Presentation on theme: "Longleaf Maintenance Condition Class 1 Revised Draft for Longleaf Partnership Council Discussion Clay Ware April 7, 2014."— Presentation transcript:
Longleaf Maintenance Condition Class 1 Revised Draft for Longleaf Partnership Council Discussion Clay Ware April 7, 2014
2 Longleaf Pine Maintenance Condition Class Definitions A Guide to Assess Optimal Forest Habitat Conditions for Associated Plant and Wildlife Species The Range-wide Conservation Plan for Longleaf Pine calls for doubling the acreage of longleaf pine in the maintenance condition class. This guide provides definitions to assist land managers and practitioners in assessing longleaf pine forests to determine whether their forest is in this condition.
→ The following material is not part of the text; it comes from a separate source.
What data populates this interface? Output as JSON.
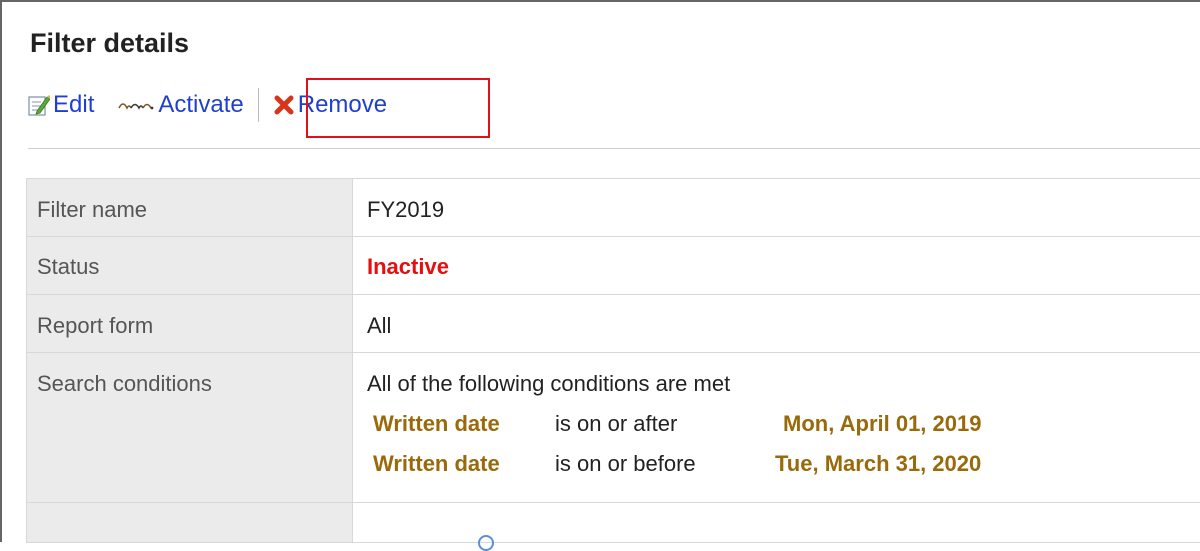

The maintenance condition class has the potential to provide optimal habitat for plant and wildlife species associated with longleaf pine ecosystems. The guide is not intended to establish desired conditions for all longleaf pine tracts. The desired conditions for individual longleaf pine tracts are determined by their land managers or landowners based upon their individual management objectives.
3 One of the Conservation Plan’s goals is define a maintenance condition class and identify longleaf pine forest acreage in this class: “The goal of America’s Longleaf is to have, within 15 years, about three million of the eight million acre total in or moving toward this condition”. Forests in the maintenance condition class have the potential to provide optimal ecological benefits for a wide range of plant and animal assemblages dependent on longleaf pine ecosystems, but it is not suggested that all land managers should strive to meet this condition. The intent of this document is to define the conditions that landowners with a primary goal of ecological conservation can utilize to assist them in accomplishing their objectives. The Longleaf Partnership Council recognizes the important contributions that industrial forests and economically-driven non-industrial private landowners provide toward meeting our eight million acre target, as well as providing beneficial habitat for many wildlife species, soil and water quality benefits, and significant positive economic impacts. It is not suggested or implied that the maintenance condition class is applicable, or even attainable, by landowners whose interests are not primarily driven by ecological conservation, which is why the Plan only calls for roughly one-third of the eight million acre goal in this condition.
4 The following table provides general definitions to assist land managers interested in meeting maintenance condition class criteria in assessing stand conditions. An important consideration is how to determine whether a stand is “moving toward this condition” as stated in the Plan. In many cases, land managers must make assumptions to reach this determination. For example, in younger stands, there will obviously be an absence of mature longleaf pines. In this case, the land manager should consider the stand objectives, and if these include long-term retention of longleaf pine, it should be assumed that the stand is moving toward the maintenance class. Similarly, if there is an active prescribed fire regime being applied and it is anticipated that it will be continued into the future, one can reasonably expect some degree of mid-story/shrub control and understory improvements.
5 Metric Maintenance Condition Class Minimum Standards Overstory Canopy Longleaf Pine Canopy Longleaf stand with two-tiered or uneven- aged structure; longleaf pine basal area ft 2 /acre.* Canopy Hardwood or Off-Site Pine Basal area ≤ 10 ft 2 /acre of canopy hardwoods or off-site pines ≥ 5” dbh. Evidence of mature characteristics in stand Large longleaf present (BA at least 20 ft 2 /acre of trees ≥ 14” dbh class) or flat-top longleaf present in canopy.** Mid-Story Canopy Shrub Cover Shrubs average ≤ 30% cover and average ≤ 3 feet tall. Canopy Fire-intolerant Hardwood or Off- Site Pine 20% or less mid-story cover, with < 5% cover of fire-intolerant hardwood or off-site pine trees over 16 feet tall. Ground Layer Herbaceous Indicators Herbaceous cover > 35%, with native pyrogenic species present in stand. *** Longleaf Pine Regeneration Advance longleaf regeneration cover is 5- 15% of stand. Includes grass stage or regeneration < 2” dbh. Non-native Invasive SpeciesCover of invasive exotic plant species ≤ 1%.